Following the Prime Minister's announcement about reducing the need for social distancing in public places, today's blog looks at why school pupils do not need to be kept apart in the classroom.
During the coronavirus outbreak, primary schools have remained open, initially only to vulnerable children and the children of critical workers, but since 1 June they have opened more widely to pupils in reception, year 1 and year 6. Primary schools also have the flexibility to invite more children in other year groups back where they have the capacity to do so, while maintaining protective measures and groups of no more than 15.

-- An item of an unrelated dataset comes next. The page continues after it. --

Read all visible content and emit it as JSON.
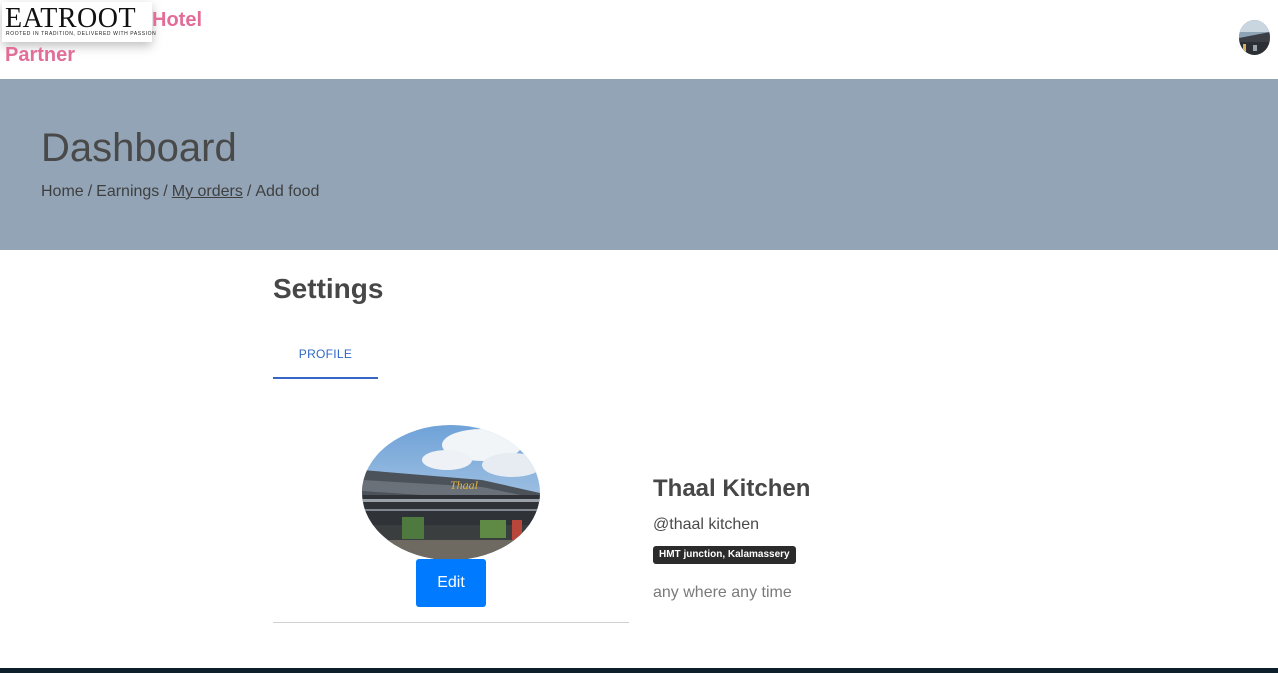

Within their groups, primary schools do not need to keep children 2 metres apart from each other – this has been the case throughout the outbreak. We recognise that this is not possible, particularly with younger children, and by limiting groups to 15 children and employing other measures to make sure these groups do not mix, the need for physical distancing is reduced
As the Education Secretary, Gavin Williamson, has said, over the coming weeks we will publish further information and guidance to help schools prepare for a full return in September. We are working across Government and with the sector to ensure these plans are fully in place so that this can happen.
A DfE spokesperson said:
“This move will give more heads and teachers confidence to maximise capacity within classrooms, ahead of all pupils returning from September.
“Primary pupils do not and have not needed to be kept apart in the classroom, and we are encouraging primary heads to use the capacity they have and the flexibility we have given them to bring more groups of children back into school, if they can work within the protective measures.
“Primary schools should continue to operate in groups of no more than 15 and secondaries should not exceed 25% of Year 10 and Year 12 pupils in at any one time.”
To note: This is an update to the blog published on 12 June